In 1845, the HMS Erebus and the HMS Terror departed from England with one hundred and twenty-nine men on a three-year expedition to finally discover the illusive Northwest Passage. The leader, Captain John Franklin, had previously served on three Arctic expeditions, and was the commanding officer on two. Laden down with years worth of food, oil, and coal, the two ships were the pinnacle of British shipbuilding technology.
Both ships became trapped in the ice near King William Island in the winter of 1846. They never moved again. There were no survivors.
Dan Simmons blends historical fiction and horror to recreate the final years of the doomed Franklin expedition, and adds in a supernatural twist. The endless dark and freezing cold of the pack ice is home to a creature of terrifying size and intelligence that is stalking the men in the endless night of Arctic winter.
Simmons treats the environment surrounding Terror as a living thing, constantly growling and shifting to create sudden upthrusts and hidden crevices. The polar region is one of the most unforgiving places on the Earth, and it is immediately apparent that Franklin and his crew are out of their depths. The ever-moving ice remains implacable in the face of their modern British inventions. After months pass trapped in ice, a summer passes without an escape route emerging. Food rations begin to run low, and mutterings of mutiny can be heard belowdecks. The beast on the ice quickly becomes the least of their worries.

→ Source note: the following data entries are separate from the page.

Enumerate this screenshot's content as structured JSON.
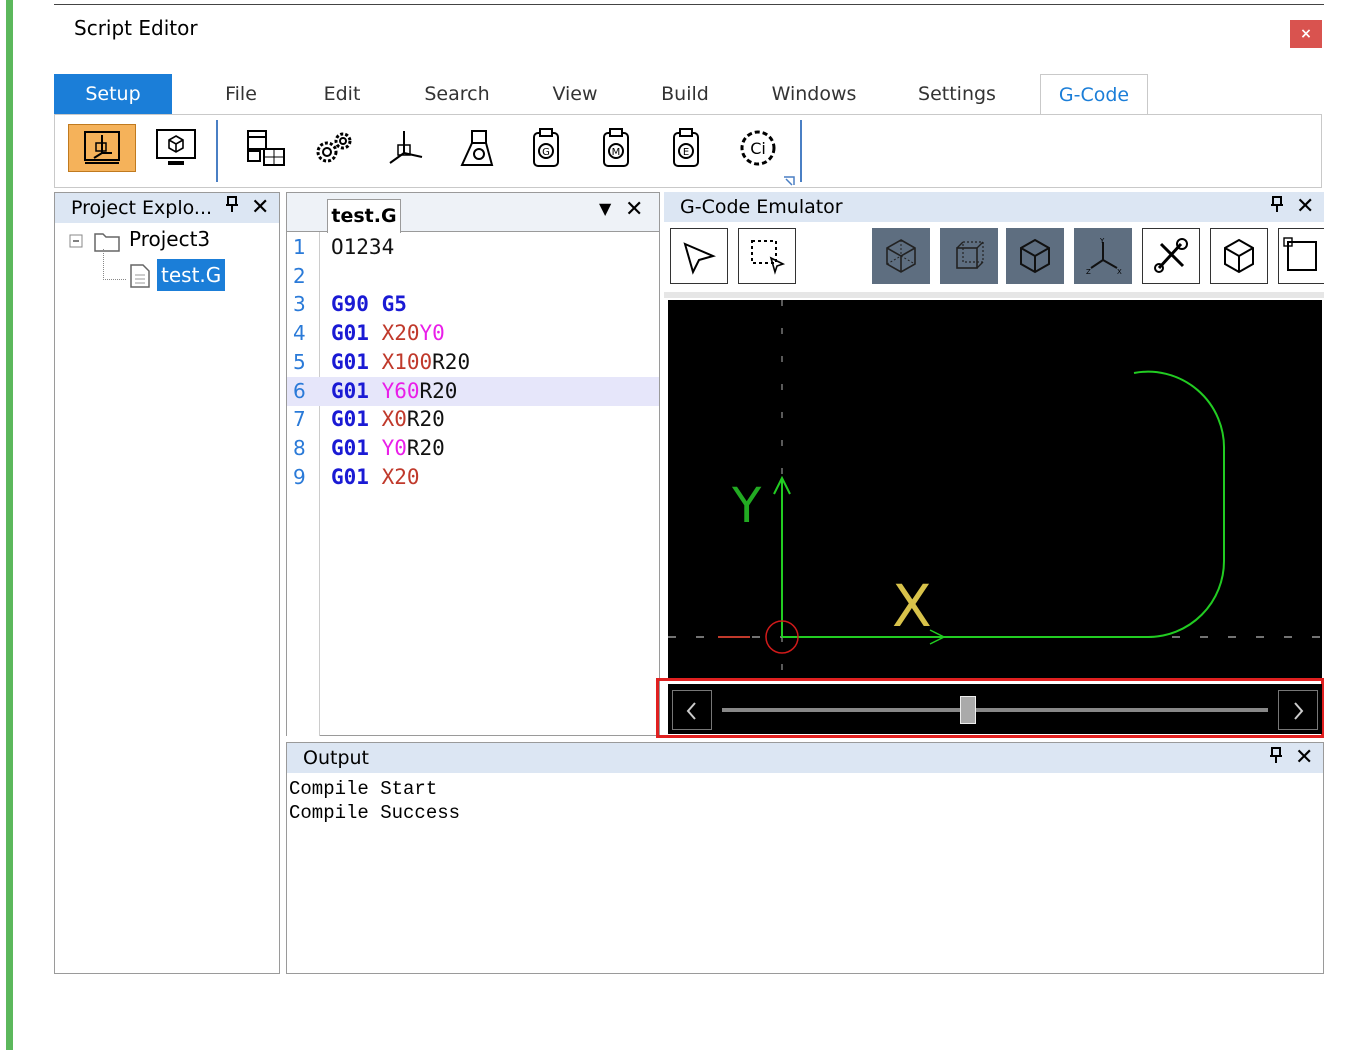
{
  "window": {
    "title": "Script Editor",
    "close": "×"
  },
  "tabs": [
    "Setup",
    "File",
    "Edit",
    "Search",
    "View",
    "Build",
    "Windows",
    "Settings",
    "G-Code"
  ],
  "ribbon": {
    "icons": [
      "gcode-setup-icon",
      "monitor-cube-icon",
      "tool-table-icon",
      "gears-icon",
      "axis-icon",
      "machine-icon",
      "g-clip-icon",
      "m-clip-icon",
      "e-clip-icon",
      "c-gear-icon"
    ]
  },
  "project_explorer": {
    "title": "Project Explo...",
    "project": "Project3",
    "file": "test.G"
  },
  "editor": {
    "tab": "test.G",
    "lines": [
      {
        "n": "1",
        "parts": [
          {
            "t": "O1234",
            "c": "blk"
          }
        ]
      },
      {
        "n": "2",
        "parts": []
      },
      {
        "n": "3",
        "parts": [
          {
            "t": "G90 G5",
            "c": "kw"
          }
        ]
      },
      {
        "n": "4",
        "parts": [
          {
            "t": "G01 ",
            "c": "kw"
          },
          {
            "t": "X20",
            "c": "red"
          },
          {
            "t": "Y0",
            "c": "mag"
          }
        ]
      },
      {
        "n": "5",
        "parts": [
          {
            "t": "G01 ",
            "c": "kw"
          },
          {
            "t": "X100",
            "c": "red"
          },
          {
            "t": "R20",
            "c": "blk"
          }
        ]
      },
      {
        "n": "6",
        "parts": [
          {
            "t": "G01 ",
            "c": "kw"
          },
          {
            "t": "Y60",
            "c": "mag"
          },
          {
            "t": "R20",
            "c": "blk"
          }
        ]
      },
      {
        "n": "7",
        "parts": [
          {
            "t": "G01 ",
            "c": "kw"
          },
          {
            "t": "X0",
            "c": "red"
          },
          {
            "t": "R20",
            "c": "blk"
          }
        ]
      },
      {
        "n": "8",
        "parts": [
          {
            "t": "G01 ",
            "c": "kw"
          },
          {
            "t": "Y0",
            "c": "mag"
          },
          {
            "t": "R20",
            "c": "blk"
          }
        ]
      },
      {
        "n": "9",
        "parts": [
          {
            "t": "G01 ",
            "c": "kw"
          },
          {
            "t": "X20",
            "c": "red"
          }
        ]
      }
    ],
    "highlighted_line": 6
  },
  "emulator": {
    "title": "G-Code Emulator",
    "axis_y": "Y",
    "axis_x": "X",
    "slider_position": 0.45
  },
  "output": {
    "title": "Output",
    "lines": [
      "Compile Start",
      "Compile Success"
    ]
  },
  "colors": {
    "accent": "#1b7ed8",
    "highlight": "#e6e6fa",
    "path": "#22cc22"
  }
}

My only negative issue with The Terror is its length. Nearly seven hundred pages is a long time to read about ice. Simmons occasionally becomes repetitive; there are only so many ways to detail a group of people with sinking morale and empty bellies. I enjoyed his use of multiple perspectives, but some of the voices didn’t serve a purpose in furthering the overall plot.
I find myself liking The Terror more in retrospect than I did while actually reading it. I found the length and some of the more meandering narratives a bit frustrating at the time, but I keep finding myself thinking about the fate of the HMS Terror and the horrible conditions that these sailors found themselves unable to escape. This will be a novel that I’ll remember on cold winter nights.
My rating: 3.5/5